It started innocently enough. I was shuffling aimlessly through Marc’s garden center, surrounded by baby tomato plants and the occasional faint whiff of bagged manure. Off in the corner, looking ignored and abandoned, was a very lifelike statue of a garden gnome. The sad, dust filled eyes attracted me, and soon there was a bubble-gum popping sales associate telling me his name was “Storck”. She followed up with a practiced sales pitch, adding he was on sale for just half price because he was a returned item. Short, pudgy, and with a distinct air of arrogance, Storck found his way into my shopping basket, the back seat of my car, and after a short ride, to the front porch of my home.
I gave him a gentle spray with the garden hose, peeled off the price tag, and gave him a place of honor between some petunias and the wisteria. Satisfied, I trudged off to do some long ignored chores. During the night, Pixie the cat seemed agitated and on constant alert. This is not that unusual, she has a fixation for fireflies, but this was a crisp fall night. Not giving it much thought, I slumbered off to a fitful sleep.
The next morning, after spilling coffee on my t-shirt and slurping down some yummy oatmeal with raisins and almonds, I began the morning garden ritual. While watering the inpatients next to the house, I noticed some mortar between the bricks was missing, looking like it had been chiseled out. Weird. Pixie was pacing around, sniffing the ground, air, and looking generally annoyed. Hmmm. When I went around front, and stared in mild shock, as Storck the garden gnome had moved. He was on the other side of the petunias. Pixie hissed and had her tail hair in a bundle, it was obvious she did not like the gnome. I moved Storck back to where he was, and finished the day’s work.
That night I was awoken by a faint, but distinct, gnawing sound. I opened the door, let Pixie out, and pointed a flashlight in the general direction of the sound. Storck! I screamed. The garden gnome scurried around the corner of the house, Pixie hot on his tail. I scrambled and fumbled for my robe and slippers, noting it was 2:30am on the faint red clock. When I reached the front of the house, Pixie had Stock cornered, the garden gnome looking positively immobile, like the painted concrete statuary he is. But he had no time or place to hide the evidence, the mortar from between the bricks was stuck to his little painted teeth.
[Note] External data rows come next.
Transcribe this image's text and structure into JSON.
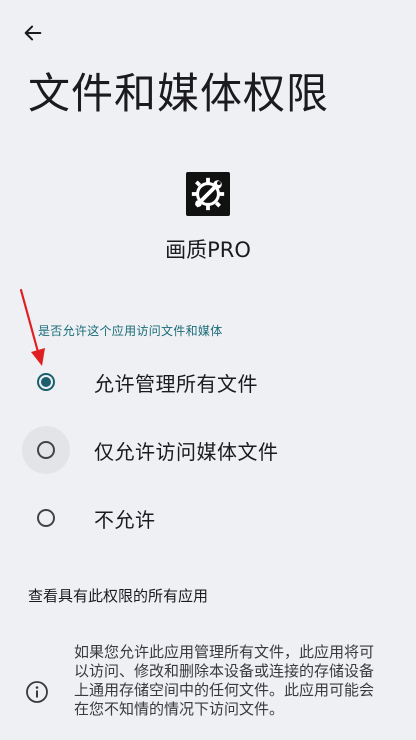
{
  "header": {
    "back_label": "返回",
    "title": "文件和媒体权限"
  },
  "app": {
    "icon": "gear-wrench-icon",
    "name": "画质PRO"
  },
  "permission": {
    "section_label": "是否允许这个应用访问文件和媒体",
    "options": [
      {
        "label": "允许管理所有文件",
        "selected": true
      },
      {
        "label": "仅允许访问媒体文件",
        "selected": false
      },
      {
        "label": "不允许",
        "selected": false
      }
    ]
  },
  "links": {
    "view_all": "查看具有此权限的所有应用"
  },
  "info": {
    "icon": "info-icon",
    "text": "如果您允许此应用管理所有文件，此应用将可以访问、修改和删除本设备或连接的存储设备上通用存储空间中的任何文件。此应用可能会在您不知情的情况下访问文件。"
  },
  "colors": {
    "accent": "#1b5f6f",
    "section_label": "#1b6c7a",
    "background": "#eef0f3",
    "annotation_arrow": "#e02020"
  }
}
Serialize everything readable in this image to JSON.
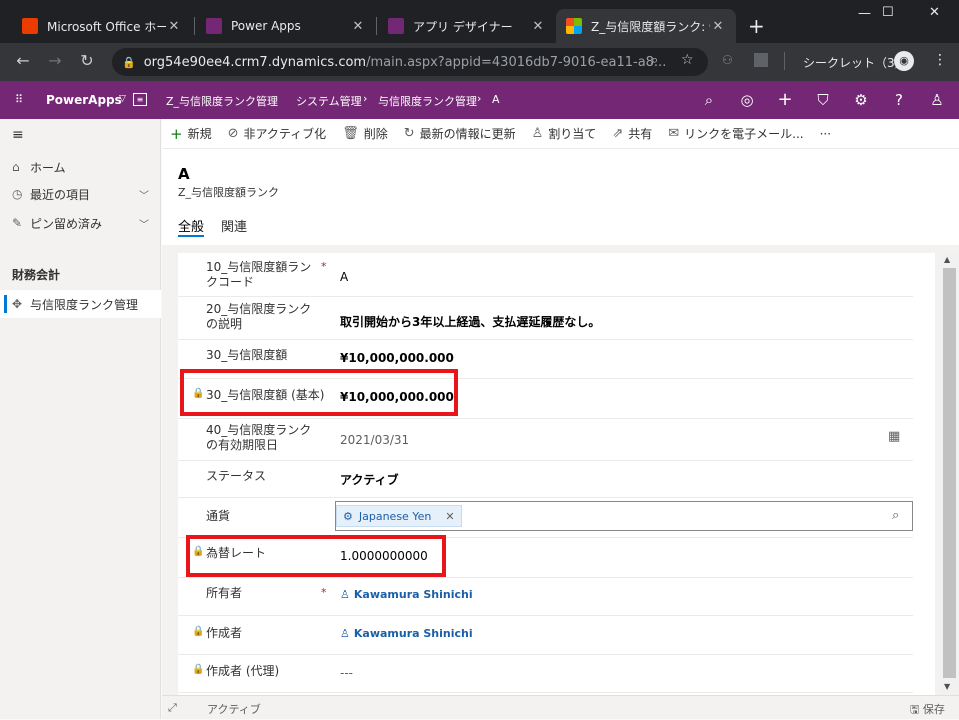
{
  "browser": {
    "tabs": [
      {
        "title": "Microsoft Office ホーム",
        "favicon_color": "#eb3c00"
      },
      {
        "title": "Power Apps",
        "favicon_color": "#742774"
      },
      {
        "title": "アプリ デザイナー",
        "favicon_color": "#742774"
      },
      {
        "title": "Z_与信限度額ランク: 情",
        "favicon_color": "#f25022"
      }
    ],
    "new_tab": "+",
    "url_host": "org54e90ee4.crm7.dynamics.com",
    "url_path": "/main.aspx?appid=43016db7-9016-ea11-a8...",
    "incognito_label": "シークレット（3）",
    "window_controls": [
      "—",
      "☐",
      "✕"
    ]
  },
  "app": {
    "name": "PowerApps",
    "module": "Z_与信限度ランク管理",
    "breadcrumb": [
      "システム管理",
      "与信限度ランク管理",
      "A"
    ],
    "accent": "#742774"
  },
  "sidebar": {
    "home": "ホーム",
    "recent": "最近の項目",
    "pinned": "ピン留め済み",
    "group": "財務会計",
    "entity": "与信限度ランク管理"
  },
  "commands": [
    "新規",
    "非アクティブ化",
    "削除",
    "最新の情報に更新",
    "割り当て",
    "共有",
    "リンクを電子メール...",
    "···"
  ],
  "record": {
    "title": "A",
    "entity": "Z_与信限度額ランク",
    "tabs": [
      "全般",
      "関連"
    ]
  },
  "fields": {
    "code_label": "10_与信限度額ランクコード",
    "code_value": "A",
    "desc_label": "20_与信限度ランクの説明",
    "desc_value": "取引開始から3年以上経過、支払遅延履歴なし。",
    "limit_label": "30_与信限度額",
    "limit_value": "¥10,000,000.000",
    "limit_base_label": "30_与信限度額 (基本)",
    "limit_base_value": "¥10,000,000.000",
    "expiry_label": "40_与信限度ランクの有効期限日",
    "expiry_value": "2021/03/31",
    "status_label": "ステータス",
    "status_value": "アクティブ",
    "currency_label": "通貨",
    "currency_value": "Japanese Yen",
    "rate_label": "為替レート",
    "rate_value": "1.0000000000",
    "owner_label": "所有者",
    "owner_value": "Kawamura Shinichi",
    "creator_label": "作成者",
    "creator_value": "Kawamura Shinichi",
    "delegate_label": "作成者 (代理)",
    "delegate_value": "---"
  },
  "status_bar": {
    "state": "アクティブ",
    "save": "保存"
  },
  "colors": {
    "highlight": "#e8151a",
    "link": "#1b5fa8"
  }
}
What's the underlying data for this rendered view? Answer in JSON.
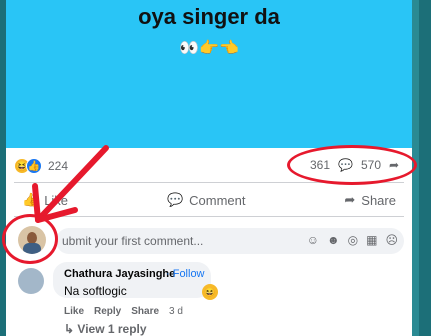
{
  "post": {
    "text": "oya singer da",
    "emoji": "👀👉👈",
    "background_color": "#29c5f6"
  },
  "reactions": {
    "count": "224",
    "comments": "361",
    "shares": "570"
  },
  "actions": {
    "like": "Like",
    "comment": "Comment",
    "share": "Share"
  },
  "composer": {
    "placeholder": "ubmit your first comment..."
  },
  "comment": {
    "author": "Chathura Jayasinghe",
    "follow": "· Follow",
    "text": "Na softlogic",
    "like": "Like",
    "reply": "Reply",
    "share": "Share",
    "time": "3 d",
    "view_replies": "View 1 reply"
  },
  "annotation_color": "#e6192d"
}
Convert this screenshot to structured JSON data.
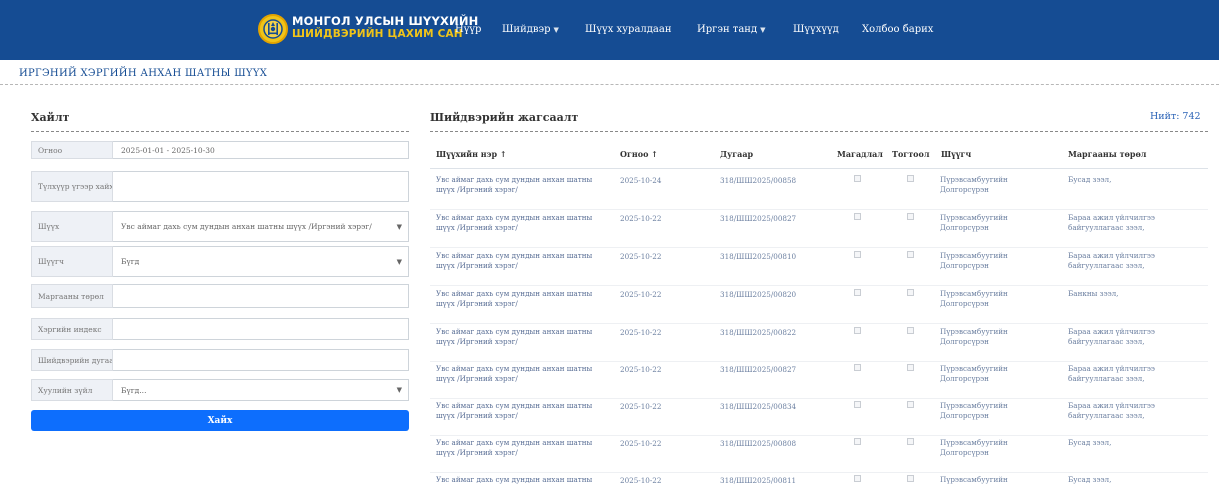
{
  "header": {
    "brand_line1": "МОНГОЛ УЛСЫН ШҮҮХИЙН",
    "brand_line2": "ШИЙДВЭРИЙН ЦАХИМ САН",
    "nav": [
      {
        "label": "Нүүр",
        "dropdown": false
      },
      {
        "label": "Шийдвэр",
        "dropdown": true
      },
      {
        "label": "Шүүх хуралдаан",
        "dropdown": false
      },
      {
        "label": "Иргэн танд",
        "dropdown": true
      },
      {
        "label": "Шүүхүүд",
        "dropdown": false
      },
      {
        "label": "Холбоо барих",
        "dropdown": false
      }
    ],
    "caret": "▼"
  },
  "page_title": "ИРГЭНИЙ ХЭРГИЙН АНХАН ШАТНЫ ШҮҮХ",
  "search": {
    "title": "Хайлт",
    "fields": [
      {
        "label": "Огноо",
        "value": "2025-01-01 - 2025-10-30",
        "type": "text"
      },
      {
        "label": "Түлхүүр үгээр хайх",
        "value": "",
        "type": "text"
      },
      {
        "label": "Шүүх",
        "value": "Увс аймаг дахь сум дундын анхан шатны шүүх /Иргэний хэрэг/",
        "type": "select"
      },
      {
        "label": "Шүүгч",
        "value": "Бүгд",
        "type": "select"
      },
      {
        "label": "Маргааны төрөл",
        "value": "",
        "type": "text"
      },
      {
        "label": "Хэргийн индекс",
        "value": "",
        "type": "text"
      },
      {
        "label": "Шийдвэрийн дугаар",
        "value": "",
        "type": "text"
      },
      {
        "label": "Хуулийн зүйл",
        "value": "Бүгд...",
        "type": "select"
      }
    ],
    "button": "Хайх"
  },
  "results": {
    "title": "Шийдвэрийн жагсаалт",
    "total": "Нийт: 742",
    "columns": [
      "Шүүхийн нэр ↑",
      "Огноо ↑",
      "Дугаар",
      "Магадлал",
      "Тогтоол",
      "Шүүгч",
      "Маргааны төрөл"
    ],
    "rows": [
      {
        "court": "Увс аймаг дахь сум дундын анхан шатны шүүх /Иргэний хэрэг/",
        "date": "2025-10-24",
        "number": "318/ШШ2025/00858",
        "judge": "Пүрэвсамбуугийн Долгорсүрэн",
        "type": "Бусад зээл,"
      },
      {
        "court": "Увс аймаг дахь сум дундын анхан шатны шүүх /Иргэний хэрэг/",
        "date": "2025-10-22",
        "number": "318/ШШ2025/00827",
        "judge": "Пүрэвсамбуугийн Долгорсүрэн",
        "type": "Бараа ажил үйлчилгээ байгууллагаас зээл,"
      },
      {
        "court": "Увс аймаг дахь сум дундын анхан шатны шүүх /Иргэний хэрэг/",
        "date": "2025-10-22",
        "number": "318/ШШ2025/00810",
        "judge": "Пүрэвсамбуугийн Долгорсүрэн",
        "type": "Бараа ажил үйлчилгээ байгууллагаас зээл,"
      },
      {
        "court": "Увс аймаг дахь сум дундын анхан шатны шүүх /Иргэний хэрэг/",
        "date": "2025-10-22",
        "number": "318/ШШ2025/00820",
        "judge": "Пүрэвсамбуугийн Долгорсүрэн",
        "type": "Банкны зээл,"
      },
      {
        "court": "Увс аймаг дахь сум дундын анхан шатны шүүх /Иргэний хэрэг/",
        "date": "2025-10-22",
        "number": "318/ШШ2025/00822",
        "judge": "Пүрэвсамбуугийн Долгорсүрэн",
        "type": "Бараа ажил үйлчилгээ байгууллагаас зээл,"
      },
      {
        "court": "Увс аймаг дахь сум дундын анхан шатны шүүх /Иргэний хэрэг/",
        "date": "2025-10-22",
        "number": "318/ШШ2025/00827",
        "judge": "Пүрэвсамбуугийн Долгорсүрэн",
        "type": "Бараа ажил үйлчилгээ байгууллагаас зээл,"
      },
      {
        "court": "Увс аймаг дахь сум дундын анхан шатны шүүх /Иргэний хэрэг/",
        "date": "2025-10-22",
        "number": "318/ШШ2025/00834",
        "judge": "Пүрэвсамбуугийн Долгорсүрэн",
        "type": "Бараа ажил үйлчилгээ байгууллагаас зээл,"
      },
      {
        "court": "Увс аймаг дахь сум дундын анхан шатны шүүх /Иргэний хэрэг/",
        "date": "2025-10-22",
        "number": "318/ШШ2025/00808",
        "judge": "Пүрэвсамбуугийн Долгорсүрэн",
        "type": "Бусад зээл,"
      },
      {
        "court": "Увс аймаг дахь сум дундын анхан шатны шүүх /Иргэний хэрэг/",
        "date": "2025-10-22",
        "number": "318/ШШ2025/00811",
        "judge": "Пүрэвсамбуугийн Долгорсүрэн",
        "type": "Бусад зээл,"
      }
    ]
  },
  "colors": {
    "header_bg": "#154c93",
    "brand_gold": "#f0c419",
    "link": "#5a6f96",
    "button": "#0d6efd",
    "label_bg": "#eef1f6"
  }
}
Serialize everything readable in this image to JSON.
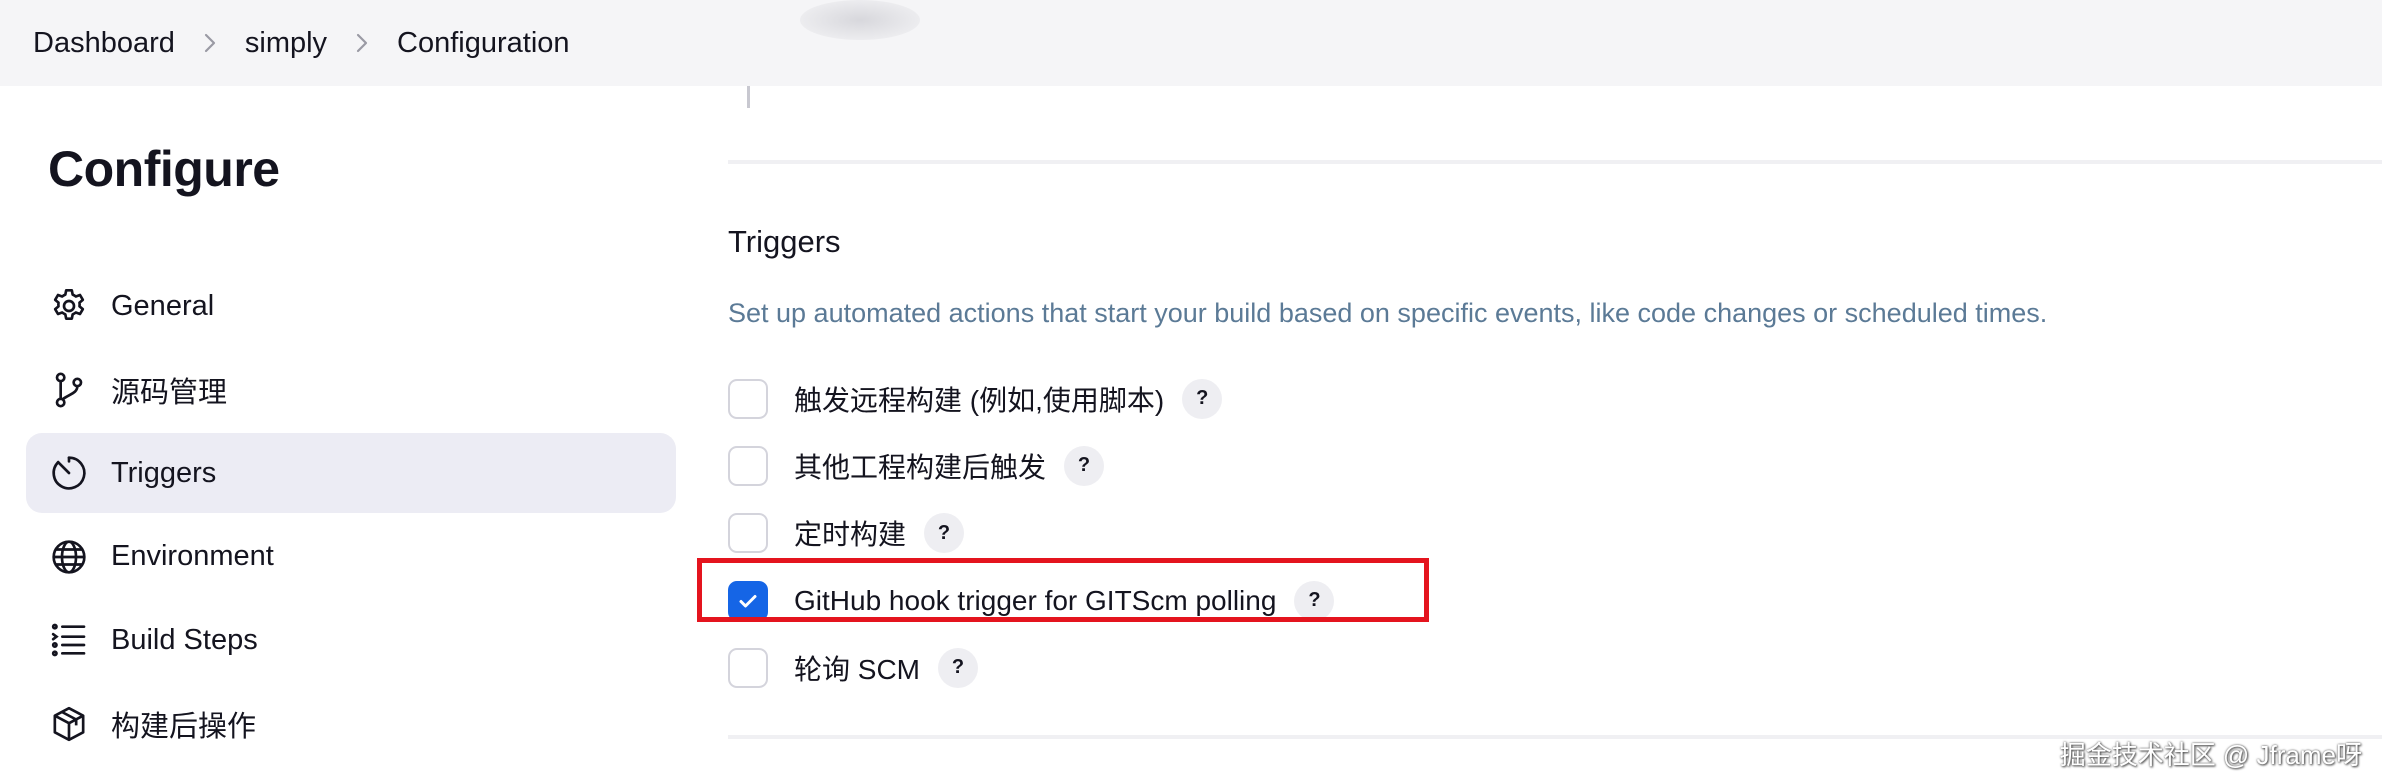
{
  "breadcrumb": {
    "items": [
      "Dashboard",
      "simply",
      "Configuration"
    ]
  },
  "sidebar": {
    "title": "Configure",
    "items": [
      {
        "label": "General",
        "icon": "gear-icon"
      },
      {
        "label": "源码管理",
        "icon": "source-branch-icon"
      },
      {
        "label": "Triggers",
        "icon": "clock-icon",
        "active": true
      },
      {
        "label": "Environment",
        "icon": "globe-icon"
      },
      {
        "label": "Build Steps",
        "icon": "list-steps-icon"
      },
      {
        "label": "构建后操作",
        "icon": "package-icon"
      }
    ]
  },
  "triggers": {
    "title": "Triggers",
    "description": "Set up automated actions that start your build based on specific events, like code changes or scheduled times.",
    "help_label": "?",
    "options": [
      {
        "label": "触发远程构建 (例如,使用脚本)",
        "checked": false
      },
      {
        "label": "其他工程构建后触发",
        "checked": false
      },
      {
        "label": "定时构建",
        "checked": false
      },
      {
        "label": "GitHub hook trigger for GITScm polling",
        "checked": true
      },
      {
        "label": "轮询 SCM",
        "checked": false
      }
    ]
  },
  "watermark": "掘金技术社区 @ Jframe呀",
  "colors": {
    "accent": "#1565e6",
    "highlight_border": "#e4141e",
    "description_text": "#5b7a96",
    "active_nav_bg": "#ececf4"
  }
}
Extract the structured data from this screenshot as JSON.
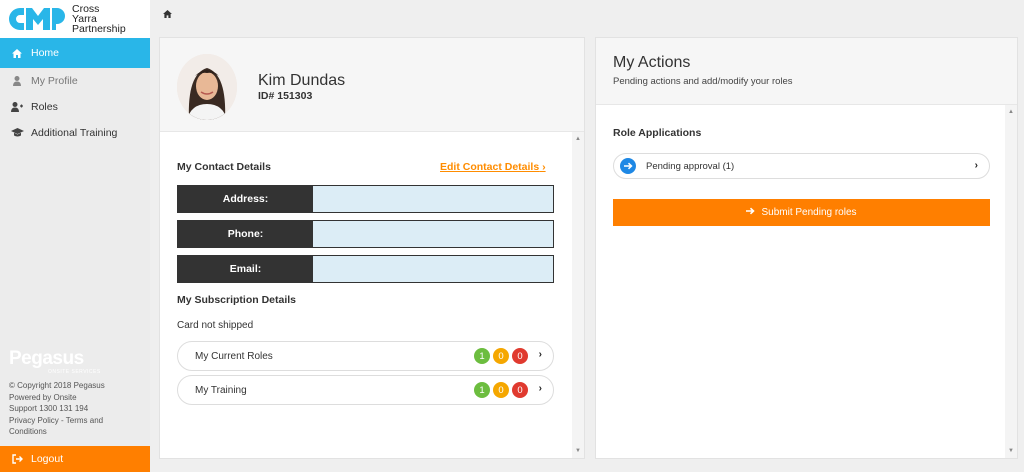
{
  "logo": {
    "line1": "Cross",
    "line2": "Yarra",
    "line3": "Partnership"
  },
  "sidebar": {
    "items": [
      {
        "label": "Home"
      },
      {
        "label": "My Profile"
      },
      {
        "label": "Roles"
      },
      {
        "label": "Additional Training"
      }
    ],
    "brand": "Pegasus",
    "brand_sub": "ONSITE SERVICES",
    "footer": {
      "copyright": "© Copyright 2018 Pegasus",
      "powered": "Powered by Onsite",
      "support": "Support 1300 131 194",
      "policy": "Privacy Policy - Terms and",
      "conditions": "Conditions"
    },
    "logout": "Logout"
  },
  "profile": {
    "name": "Kim Dundas",
    "id": "ID# 151303"
  },
  "contact": {
    "title": "My Contact Details",
    "edit_link": "Edit Contact Details",
    "fields": [
      {
        "label": "Address:",
        "value": ""
      },
      {
        "label": "Phone:",
        "value": ""
      },
      {
        "label": "Email:",
        "value": ""
      }
    ]
  },
  "subscription": {
    "title": "My Subscription Details",
    "card_status": "Card not shipped",
    "rows": [
      {
        "label": "My Current Roles",
        "counts": [
          "1",
          "0",
          "0"
        ]
      },
      {
        "label": "My Training",
        "counts": [
          "1",
          "0",
          "0"
        ]
      }
    ]
  },
  "actions": {
    "title": "My Actions",
    "subtitle": "Pending actions and add/modify your roles",
    "section_title": "Role Applications",
    "pending_label": "Pending approval (1)",
    "submit_label": "Submit Pending roles"
  },
  "colors": {
    "accent": "#29b6e8",
    "orange": "#ff7f00",
    "green": "#6cbd3f",
    "amber": "#f5a700",
    "red": "#e03a2f"
  }
}
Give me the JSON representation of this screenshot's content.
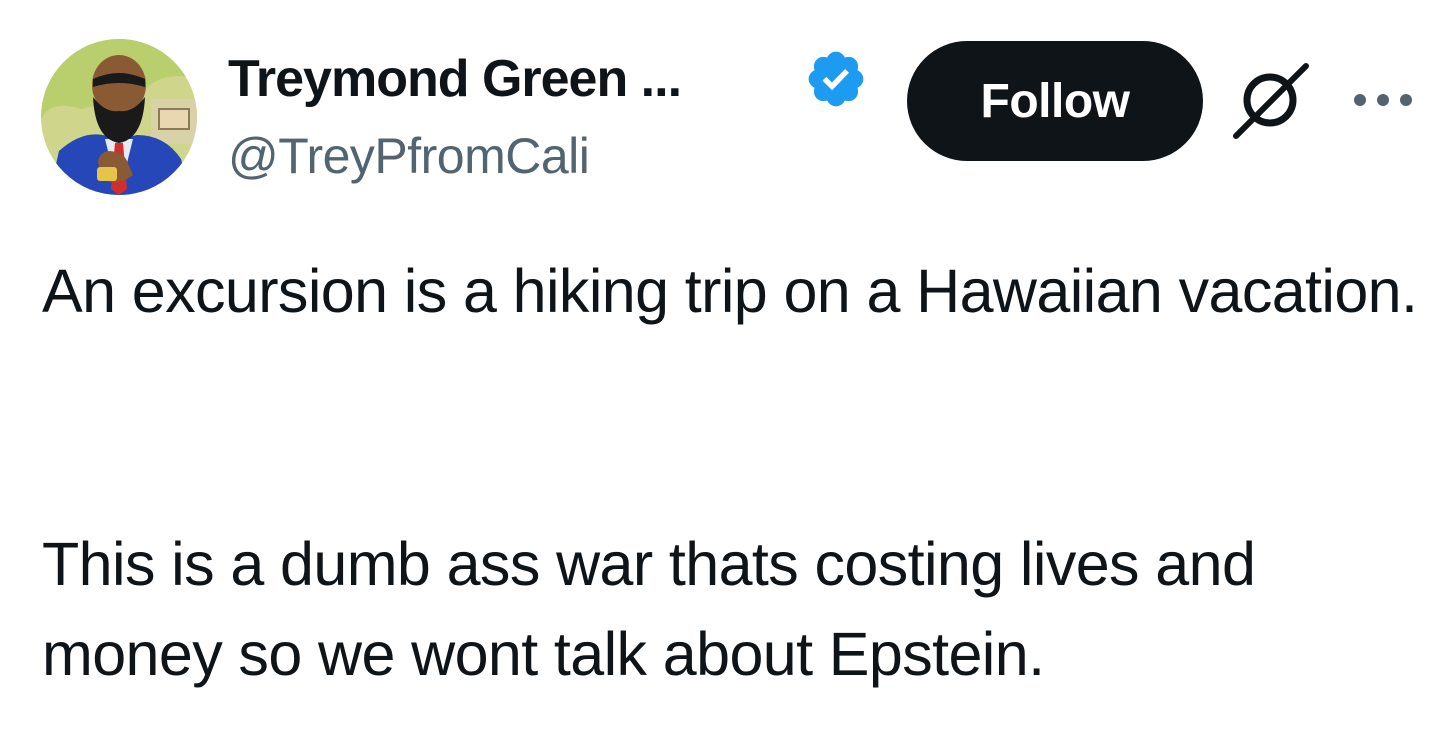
{
  "author": {
    "display_name": "Treymond Green ...",
    "handle": "@TreyPfromCali",
    "verified": true,
    "avatar_icon": "illustrated-bearded-man-in-blue-suit"
  },
  "actions": {
    "follow_label": "Follow",
    "grok_icon": "grok-icon",
    "more_icon": "more-icon"
  },
  "tweet": {
    "paragraphs": [
      "An excursion is a hiking trip on a Hawaiian vacation.",
      "This is a dumb ass war thats costing lives and money so we wont talk about Epstein."
    ]
  },
  "colors": {
    "text": "#0f1419",
    "secondary_text": "#536471",
    "verified_badge": "#1d9bf0",
    "follow_button_bg": "#0f1419",
    "follow_button_text": "#ffffff"
  }
}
The next morning, I did what had to be done. After a half hour drive deep into the forest, there appeared a small cave in the side of a moss-covered hill. In the quite of the morning mist, I took Storck out of the box where I’d kept him sealed the rest of the night, and placed him in the mouth of the cave. Walking gingerly back to the car, watching over my tensed shoulder, Storck stared blankly, giving me the chills.
That was a year ago. To this day, Pixie the cat will occasionally stare intently into the forest, in the general direction where Storck was returned to the wild. Her hair will stand up, and I wonder what she senses.
So the next time you see a garden gnome awaiting adoption, just beware. It might be a good idea if you’ve got a cat first!